§ PROVIDED DATA:

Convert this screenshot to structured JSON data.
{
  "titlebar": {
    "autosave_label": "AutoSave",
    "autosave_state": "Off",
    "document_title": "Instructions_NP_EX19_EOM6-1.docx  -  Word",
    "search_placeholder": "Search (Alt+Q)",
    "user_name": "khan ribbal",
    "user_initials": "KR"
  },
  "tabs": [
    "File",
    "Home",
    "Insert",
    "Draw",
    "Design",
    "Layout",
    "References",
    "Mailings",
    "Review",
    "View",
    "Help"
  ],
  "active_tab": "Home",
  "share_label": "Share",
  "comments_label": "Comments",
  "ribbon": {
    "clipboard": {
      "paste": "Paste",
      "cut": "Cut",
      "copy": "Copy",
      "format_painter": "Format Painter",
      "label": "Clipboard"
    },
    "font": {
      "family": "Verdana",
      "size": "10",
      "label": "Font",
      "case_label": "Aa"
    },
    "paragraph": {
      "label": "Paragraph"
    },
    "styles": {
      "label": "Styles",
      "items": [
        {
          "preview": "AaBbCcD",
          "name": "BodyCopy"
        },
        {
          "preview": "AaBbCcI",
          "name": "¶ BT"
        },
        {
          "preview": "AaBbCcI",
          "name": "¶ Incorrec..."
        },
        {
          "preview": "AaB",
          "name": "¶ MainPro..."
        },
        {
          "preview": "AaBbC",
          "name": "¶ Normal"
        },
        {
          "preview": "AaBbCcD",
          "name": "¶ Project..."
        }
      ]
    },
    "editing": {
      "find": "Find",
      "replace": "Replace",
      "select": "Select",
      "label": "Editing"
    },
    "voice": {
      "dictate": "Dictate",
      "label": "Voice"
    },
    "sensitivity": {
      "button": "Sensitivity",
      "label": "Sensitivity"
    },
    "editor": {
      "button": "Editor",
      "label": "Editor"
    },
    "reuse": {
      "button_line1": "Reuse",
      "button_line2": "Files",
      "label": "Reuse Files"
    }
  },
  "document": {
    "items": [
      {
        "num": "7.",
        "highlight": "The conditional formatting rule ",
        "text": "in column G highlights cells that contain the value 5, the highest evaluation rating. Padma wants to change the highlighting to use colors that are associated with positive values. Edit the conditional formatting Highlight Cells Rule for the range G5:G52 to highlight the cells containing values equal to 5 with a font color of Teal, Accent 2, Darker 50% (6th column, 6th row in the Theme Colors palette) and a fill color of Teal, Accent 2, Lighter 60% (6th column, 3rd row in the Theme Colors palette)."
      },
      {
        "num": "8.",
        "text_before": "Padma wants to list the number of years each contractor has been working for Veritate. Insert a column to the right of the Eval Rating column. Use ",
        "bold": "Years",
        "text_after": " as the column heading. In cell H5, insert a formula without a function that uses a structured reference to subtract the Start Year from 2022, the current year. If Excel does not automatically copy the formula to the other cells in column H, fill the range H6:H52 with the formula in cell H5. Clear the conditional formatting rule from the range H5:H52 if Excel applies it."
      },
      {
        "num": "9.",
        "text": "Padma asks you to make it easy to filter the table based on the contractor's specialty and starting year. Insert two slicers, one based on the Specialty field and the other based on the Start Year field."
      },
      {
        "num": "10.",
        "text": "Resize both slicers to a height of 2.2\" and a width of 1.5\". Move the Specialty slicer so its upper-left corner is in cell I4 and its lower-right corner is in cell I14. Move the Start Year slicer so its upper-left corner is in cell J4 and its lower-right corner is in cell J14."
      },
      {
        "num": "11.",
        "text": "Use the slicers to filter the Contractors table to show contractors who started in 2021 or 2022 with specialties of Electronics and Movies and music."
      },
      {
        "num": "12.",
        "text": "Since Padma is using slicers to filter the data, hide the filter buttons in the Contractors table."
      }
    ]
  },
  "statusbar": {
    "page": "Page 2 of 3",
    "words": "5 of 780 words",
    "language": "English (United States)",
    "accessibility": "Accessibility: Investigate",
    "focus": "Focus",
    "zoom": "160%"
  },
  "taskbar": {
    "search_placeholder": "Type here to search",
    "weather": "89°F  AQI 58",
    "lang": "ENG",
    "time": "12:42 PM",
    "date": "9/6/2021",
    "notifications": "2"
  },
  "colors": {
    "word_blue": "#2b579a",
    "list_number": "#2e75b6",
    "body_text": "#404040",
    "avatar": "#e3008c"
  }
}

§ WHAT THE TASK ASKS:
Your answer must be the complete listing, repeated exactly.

§ WRITTEN RESPONSE:
Convert this screenshot to structured JSON data.
{
  "titlebar": {
    "autosave_label": "AutoSave",
    "autosave_state": "Off",
    "document_title": "Instructions_NP_EX19_EOM6-1.docx  -  Word",
    "search_placeholder": "Search (Alt+Q)",
    "user_name": "khan ribbal",
    "user_initials": "KR"
  },
  "tabs": [
    "File",
    "Home",
    "Insert",
    "Draw",
    "Design",
    "Layout",
    "References",
    "Mailings",
    "Review",
    "View",
    "Help"
  ],
  "active_tab": "Home",
  "share_label": "Share",
  "comments_label": "Comments",
  "ribbon": {
    "clipboard": {
      "paste": "Paste",
      "cut": "Cut",
      "copy": "Copy",
      "format_painter": "Format Painter",
      "label": "Clipboard"
    },
    "font": {
      "family": "Verdana",
      "size": "10",
      "label": "Font",
      "case_label": "Aa"
    },
    "paragraph": {
      "label": "Paragraph"
    },
    "styles": {
      "label": "Styles",
      "items": [
        {
          "preview": "AaBbCcD",
          "name": "BodyCopy"
        },
        {
          "preview": "AaBbCcI",
          "name": "¶ BT"
        },
        {
          "preview": "AaBbCcI",
          "name": "¶ Incorrec..."
        },
        {
          "preview": "AaB",
          "name": "¶ MainPro..."
        },
        {
          "preview": "AaBbC",
          "name": "¶ Normal"
        },
        {
          "preview": "AaBbCcD",
          "name": "¶ Project..."
        }
      ]
    },
    "editing": {
      "find": "Find",
      "replace": "Replace",
      "select": "Select",
      "label": "Editing"
    },
    "voice": {
      "dictate": "Dictate",
      "label": "Voice"
    },
    "sensitivity": {
      "button": "Sensitivity",
      "label": "Sensitivity"
    },
    "editor": {
      "button": "Editor",
      "label": "Editor"
    },
    "reuse": {
      "button_line1": "Reuse",
      "button_line2": "Files",
      "label": "Reuse Files"
    }
  },
  "document": {
    "items": [
      {
        "num": "7.",
        "highlight": "The conditional formatting rule ",
        "text": "in column G highlights cells that contain the value 5, the highest evaluation rating. Padma wants to change the highlighting to use colors that are associated with positive values. Edit the conditional formatting Highlight Cells Rule for the range G5:G52 to highlight the cells containing values equal to 5 with a font color of Teal, Accent 2, Darker 50% (6th column, 6th row in the Theme Colors palette) and a fill color of Teal, Accent 2, Lighter 60% (6th column, 3rd row in the Theme Colors palette)."
      },
      {
        "num": "8.",
        "text_before": "Padma wants to list the number of years each contractor has been working for Veritate. Insert a column to the right of the Eval Rating column. Use ",
        "bold": "Years",
        "text_after": " as the column heading. In cell H5, insert a formula without a function that uses a structured reference to subtract the Start Year from 2022, the current year. If Excel does not automatically copy the formula to the other cells in column H, fill the range H6:H52 with the formula in cell H5. Clear the conditional formatting rule from the range H5:H52 if Excel applies it."
      },
      {
        "num": "9.",
        "text": "Padma asks you to make it easy to filter the table based on the contractor's specialty and starting year. Insert two slicers, one based on the Specialty field and the other based on the Start Year field."
      },
      {
        "num": "10.",
        "text": "Resize both slicers to a height of 2.2\" and a width of 1.5\". Move the Specialty slicer so its upper-left corner is in cell I4 and its lower-right corner is in cell I14. Move the Start Year slicer so its upper-left corner is in cell J4 and its lower-right corner is in cell J14."
      },
      {
        "num": "11.",
        "text": "Use the slicers to filter the Contractors table to show contractors who started in 2021 or 2022 with specialties of Electronics and Movies and music."
      },
      {
        "num": "12.",
        "text": "Since Padma is using slicers to filter the data, hide the filter buttons in the Contractors table."
      }
    ]
  },
  "statusbar": {
    "page": "Page 2 of 3",
    "words": "5 of 780 words",
    "language": "English (United States)",
    "accessibility": "Accessibility: Investigate",
    "focus": "Focus",
    "zoom": "160%"
  },
  "taskbar": {
    "search_placeholder": "Type here to search",
    "weather": "89°F  AQI 58",
    "lang": "ENG",
    "time": "12:42 PM",
    "date": "9/6/2021",
    "notifications": "2"
  },
  "colors": {
    "word_blue": "#2b579a",
    "list_number": "#2e75b6",
    "body_text": "#404040",
    "avatar": "#e3008c"
  }
}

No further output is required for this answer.